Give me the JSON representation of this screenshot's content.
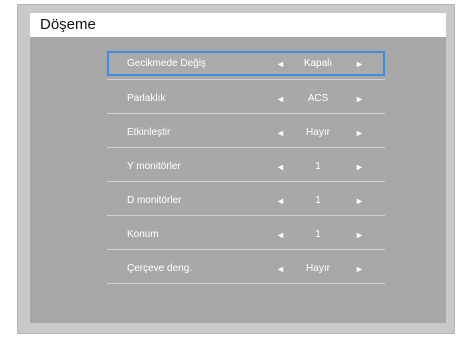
{
  "screen": {
    "title": "Döşeme"
  },
  "menu": {
    "items": [
      {
        "label": "Gecikmede Değiş",
        "value": "Kapalı",
        "selected": true
      },
      {
        "label": "Parlaklık",
        "value": "ACS"
      },
      {
        "label": "Etkinleştir",
        "value": "Hayır"
      },
      {
        "label": "Y monitörler",
        "value": "1"
      },
      {
        "label": "D monitörler",
        "value": "1"
      },
      {
        "label": "Konum",
        "value": "1"
      },
      {
        "label": "Çerçeve deng.",
        "value": "Hayır"
      }
    ],
    "arrow_left": "◄",
    "arrow_right": "►"
  },
  "colors": {
    "frame": "#c9c9c9",
    "panel": "#a8a8a8",
    "selection_border": "#3a8ee6",
    "text": "#ffffff"
  }
}
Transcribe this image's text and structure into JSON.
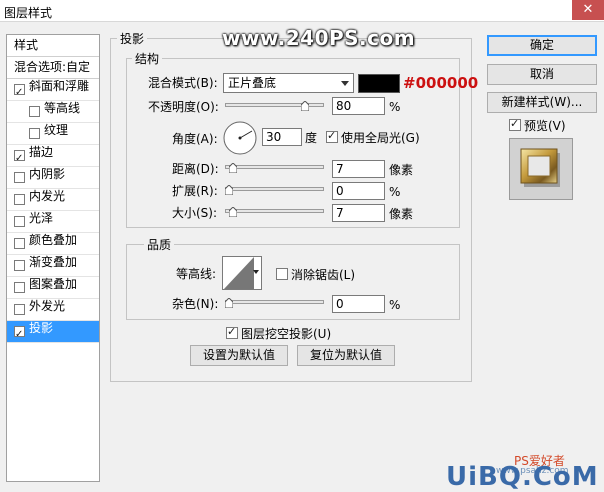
{
  "window": {
    "title": "图层样式",
    "close_glyph": "✕"
  },
  "watermark": {
    "site": "www.240PS.com",
    "brand": "UiBQ.CoM",
    "brand_cn": "PS爱好者",
    "url_small": "www.psahz.com"
  },
  "left_list": {
    "header1": "样式",
    "header2": "混合选项:自定",
    "items": [
      {
        "label": "斜面和浮雕",
        "checked": true,
        "indent": 0
      },
      {
        "label": "等高线",
        "checked": false,
        "indent": 1
      },
      {
        "label": "纹理",
        "checked": false,
        "indent": 1
      },
      {
        "label": "描边",
        "checked": true,
        "indent": 0
      },
      {
        "label": "内阴影",
        "checked": false,
        "indent": 0
      },
      {
        "label": "内发光",
        "checked": false,
        "indent": 0
      },
      {
        "label": "光泽",
        "checked": false,
        "indent": 0
      },
      {
        "label": "颜色叠加",
        "checked": false,
        "indent": 0
      },
      {
        "label": "渐变叠加",
        "checked": false,
        "indent": 0
      },
      {
        "label": "图案叠加",
        "checked": false,
        "indent": 0
      },
      {
        "label": "外发光",
        "checked": false,
        "indent": 0
      },
      {
        "label": "投影",
        "checked": true,
        "indent": 0,
        "selected": true
      }
    ]
  },
  "drop_shadow": {
    "title": "投影",
    "structure": {
      "title": "结构",
      "blend_mode_label": "混合模式(B):",
      "blend_mode_value": "正片叠底",
      "color_hex": "#000000",
      "opacity_label": "不透明度(O):",
      "opacity_value": "80",
      "opacity_unit": "%",
      "opacity_fraction": 0.8,
      "angle_label": "角度(A):",
      "angle_value": "30",
      "angle_unit": "度",
      "global_light_label": "使用全局光(G)",
      "global_light_checked": true,
      "distance_label": "距离(D):",
      "distance_value": "7",
      "distance_unit": "像素",
      "spread_label": "扩展(R):",
      "spread_value": "0",
      "spread_unit": "%",
      "size_label": "大小(S):",
      "size_value": "7",
      "size_unit": "像素"
    },
    "quality": {
      "title": "品质",
      "contour_label": "等高线:",
      "antialias_label": "消除锯齿(L)",
      "antialias_checked": false,
      "noise_label": "杂色(N):",
      "noise_value": "0",
      "noise_unit": "%"
    },
    "knockout_label": "图层挖空投影(U)",
    "knockout_checked": true,
    "set_default": "设置为默认值",
    "reset_default": "复位为默认值"
  },
  "buttons": {
    "ok": "确定",
    "cancel": "取消",
    "new_style": "新建样式(W)...",
    "preview_label": "预览(V)",
    "preview_checked": true
  },
  "colors": {
    "accent": "#3399ff",
    "hex_annotation": "#cc1111",
    "close": "#c75050"
  }
}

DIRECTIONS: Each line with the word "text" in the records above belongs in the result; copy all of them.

OUTPUT OF THE TASK:
    "text": "#ffffff"
Transcribe this image's text and structure into JSON.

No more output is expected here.